“The new app will put the NHS into the pocket of everyone in England, providing secure access to trusted health information, your medical record, repeat prescriptions and GP appointments.
“We are empowering people to take control of their own healthcare and this app is just one step along the road, we are also developing an NHS Apps Library and putting free NHS wifi in GP surgeries and hospitals.”
Developed by NHS Digital and NHS England, the app will begin a beta testing phase in September 2018.
It will be available through the App Store or Google Play and once downloaded, users can sign up for an NHS account (see video demonstration below).

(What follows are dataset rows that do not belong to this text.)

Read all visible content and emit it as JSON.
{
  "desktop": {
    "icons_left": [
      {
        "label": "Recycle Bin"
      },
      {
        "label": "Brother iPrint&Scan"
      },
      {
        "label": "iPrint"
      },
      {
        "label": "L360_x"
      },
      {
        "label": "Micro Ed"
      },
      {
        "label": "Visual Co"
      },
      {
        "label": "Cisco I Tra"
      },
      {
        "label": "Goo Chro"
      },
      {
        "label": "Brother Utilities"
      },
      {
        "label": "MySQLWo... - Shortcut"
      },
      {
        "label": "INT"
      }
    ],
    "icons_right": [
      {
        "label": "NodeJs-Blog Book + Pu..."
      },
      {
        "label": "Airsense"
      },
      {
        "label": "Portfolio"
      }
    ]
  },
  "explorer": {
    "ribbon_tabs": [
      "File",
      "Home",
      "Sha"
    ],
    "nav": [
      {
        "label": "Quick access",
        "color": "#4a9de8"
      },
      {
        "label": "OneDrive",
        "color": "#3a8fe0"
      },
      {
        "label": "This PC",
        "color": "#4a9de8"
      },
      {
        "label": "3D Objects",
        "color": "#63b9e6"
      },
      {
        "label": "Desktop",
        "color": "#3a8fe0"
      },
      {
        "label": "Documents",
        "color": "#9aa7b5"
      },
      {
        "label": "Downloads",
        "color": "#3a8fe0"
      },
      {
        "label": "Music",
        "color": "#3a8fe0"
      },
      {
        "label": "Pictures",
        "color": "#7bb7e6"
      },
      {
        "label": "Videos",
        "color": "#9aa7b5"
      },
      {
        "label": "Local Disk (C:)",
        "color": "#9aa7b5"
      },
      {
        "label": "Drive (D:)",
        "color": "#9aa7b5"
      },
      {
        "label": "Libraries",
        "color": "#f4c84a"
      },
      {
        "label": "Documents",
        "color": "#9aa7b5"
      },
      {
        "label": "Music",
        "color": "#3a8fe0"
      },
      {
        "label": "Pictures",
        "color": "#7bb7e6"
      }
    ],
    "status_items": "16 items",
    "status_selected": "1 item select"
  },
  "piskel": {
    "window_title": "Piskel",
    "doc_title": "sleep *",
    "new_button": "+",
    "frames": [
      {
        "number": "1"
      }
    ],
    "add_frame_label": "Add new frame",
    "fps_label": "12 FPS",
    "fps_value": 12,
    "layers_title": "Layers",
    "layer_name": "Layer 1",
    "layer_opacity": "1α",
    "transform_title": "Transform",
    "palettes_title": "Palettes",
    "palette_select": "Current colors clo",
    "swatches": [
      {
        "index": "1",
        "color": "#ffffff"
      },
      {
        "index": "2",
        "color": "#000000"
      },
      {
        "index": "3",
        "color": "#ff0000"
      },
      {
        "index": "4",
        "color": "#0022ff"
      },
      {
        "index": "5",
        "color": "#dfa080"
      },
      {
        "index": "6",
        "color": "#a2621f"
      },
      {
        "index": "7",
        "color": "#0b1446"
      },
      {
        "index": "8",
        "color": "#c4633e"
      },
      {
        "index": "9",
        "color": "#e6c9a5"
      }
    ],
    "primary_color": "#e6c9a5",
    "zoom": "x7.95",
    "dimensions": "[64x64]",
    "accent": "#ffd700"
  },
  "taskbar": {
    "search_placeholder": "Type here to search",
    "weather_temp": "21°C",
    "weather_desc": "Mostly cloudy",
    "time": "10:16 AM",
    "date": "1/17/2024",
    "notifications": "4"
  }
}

NHS Digital’s chief executive, Sarah Wilkinson, said: “We are working hard to deliver the Secretary of State’s vision for an NHS App which provides much easier access for individuals to key NHS services.
“I have no doubt that people will hugely welcome the ability to access self-help diagnostic tools, more easily book GP appointments, view test results and order repeat prescriptions, and tell us about their personal preferences with respect to organ donation, use of their data and other aspects of their care.
“We all know that demand for precious NHS services is escalating, and for a large portion of the population digital channels are a preferred means of access to data and services, so this is an opportunity to provide the easier access people want and relieve some burden from front-line providers.”
Health and Social Care Secretary, Jeremy Hunt, said the app was a “world-first,” which he said put “patients firmly in the driving seat and revolutionise the way we access health services”.
He added: “I want this innovation to mark the death-knell of the 8am scramble for GP appointments that infuriates so many patients.
“Technology has transformed everyday life when it comes to banking, travel and shopping. Health matters much more to all of us, and the prize of that same digital revolution in healthcare isn’t just convenience but lives improved, extended and saved.”
Hunt promised the NHS app at an NHS Expo event in September 2017, saying that every patient in England should be able to use an app to access their medical records and book a GP appointment by the end of 2018.
The NHS App has been welcomed though have argued that security must be a priority.
Helen Stokes-Lampard, chair of the Royal College of GPs, said: “Adequate safeguards must be in place to ensure the utmost protection of patients’ personal data, and considering that patient’s medical history will be accessible on individual’s mobile phones on the apps, we need to ensure that the security and reliability of the identity verification processes being used are of the highest international security standards.
“As with any scheme it must also be rigorously independently evaluated to ensure it is safe and cost-effective for the NHS and that is beneficial to both patients and practices and that it does not add a further burden of workload pressures to already overstretched GPs and their teams.”